The trial of virtually every personal injury or wrongful death case involves the use of one or more photographs.
The recent decision in Zerega Ave. Realty Corp. v. Hornbeck Offshore Transp., LLC, __ F.3d __ (2d Cir. July 6, 2009) (No. 08-0639-CV) reminds us that the failure to lay a proper foundation will result in exclusion of photographs at trial. The opinion reminds us that the "standard for admissibility of photographs requires the witness to recognize and identify the object depicted and testify that the photograph is a fair representation of what it purports to portray." The witness attempting to authenticate the photographs identified the object but was not asked whether the photograph was a fair and accurate representation of the object. The exclusion of the photograph was affirmed on appeal.

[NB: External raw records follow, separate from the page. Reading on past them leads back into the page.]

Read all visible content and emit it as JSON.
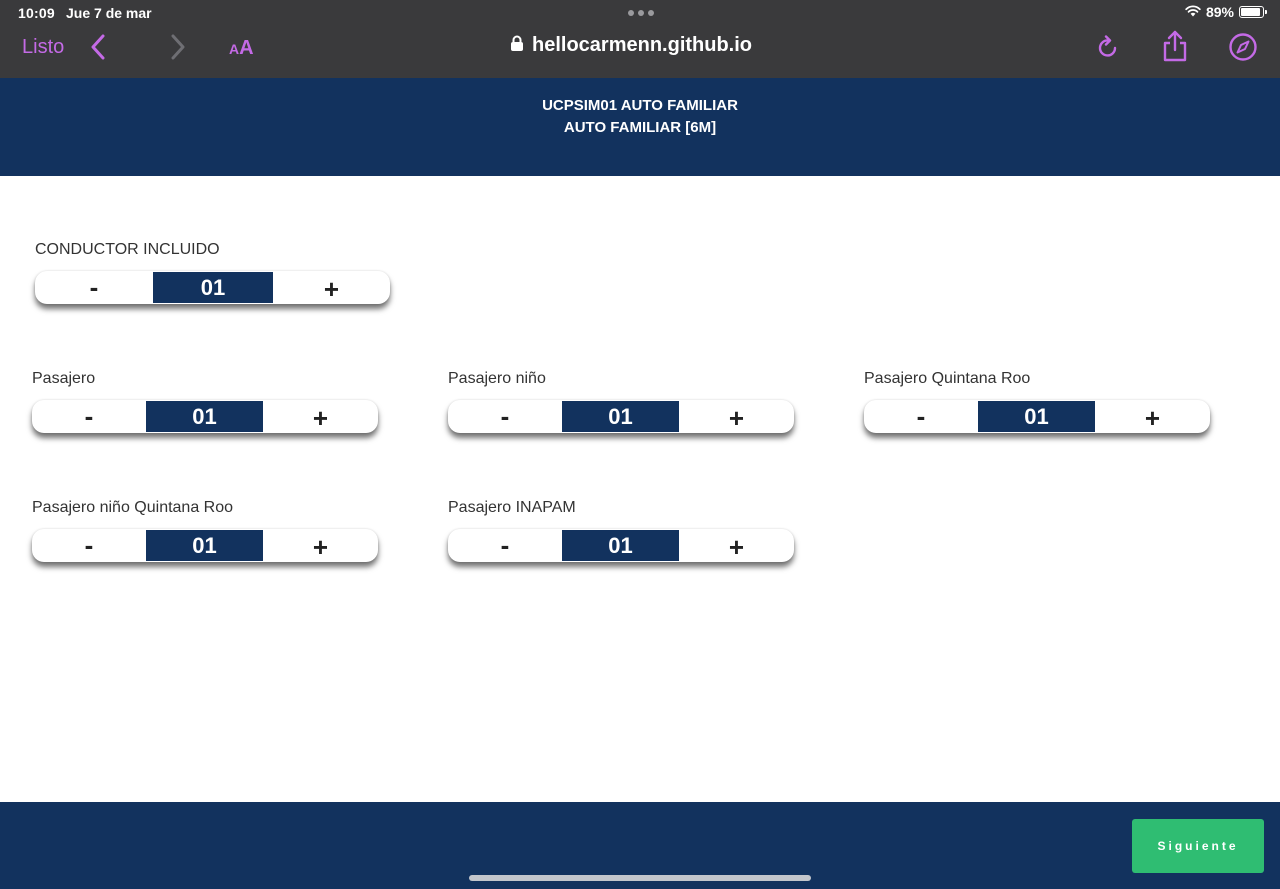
{
  "status_bar": {
    "time": "10:09",
    "date": "Jue 7 de mar",
    "battery": "89%",
    "battery_level": 0.89
  },
  "browser": {
    "done_label": "Listo",
    "url": "hellocarmenn.github.io",
    "text_size_small": "A",
    "text_size_big": "A",
    "accent_color": "#c46ae6"
  },
  "header": {
    "title": "UCPSIM01 AUTO FAMILIAR",
    "subtitle": "AUTO FAMILIAR [6M]"
  },
  "counters": [
    {
      "label": "CONDUCTOR INCLUIDO",
      "value": "01",
      "minus": "-",
      "plus": "+"
    },
    {
      "label": "Pasajero",
      "value": "01",
      "minus": "-",
      "plus": "+"
    },
    {
      "label": "Pasajero niño",
      "value": "01",
      "minus": "-",
      "plus": "+"
    },
    {
      "label": "Pasajero Quintana Roo",
      "value": "01",
      "minus": "-",
      "plus": "+"
    },
    {
      "label": "Pasajero niño Quintana Roo",
      "value": "01",
      "minus": "-",
      "plus": "+"
    },
    {
      "label": "Pasajero INAPAM",
      "value": "01",
      "minus": "-",
      "plus": "+"
    }
  ],
  "footer": {
    "next_label": "Siguiente"
  },
  "colors": {
    "primary": "#12325e",
    "success": "#2fbd72"
  }
}
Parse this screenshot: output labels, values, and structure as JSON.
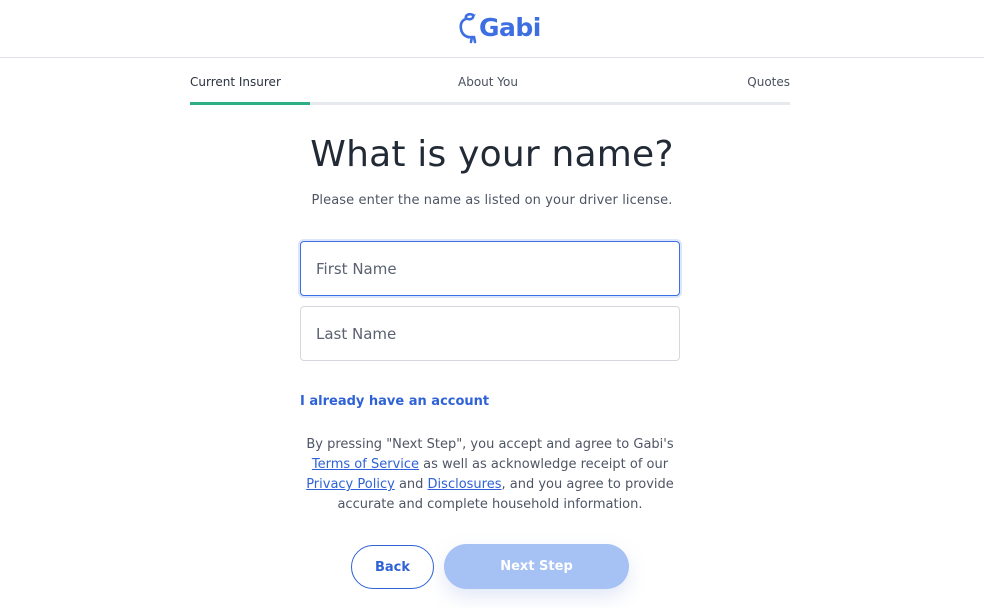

Recall that "[t]he witness qualifying a photograph … does not need to be the photographer or see the picture taken. It is only necessary that he recognize and identify the object depicted and testify that the photograph fairly and correctly represents it.” Kleveland v. United States, 345 F.2d 134, 137 (2d Cir. 1965)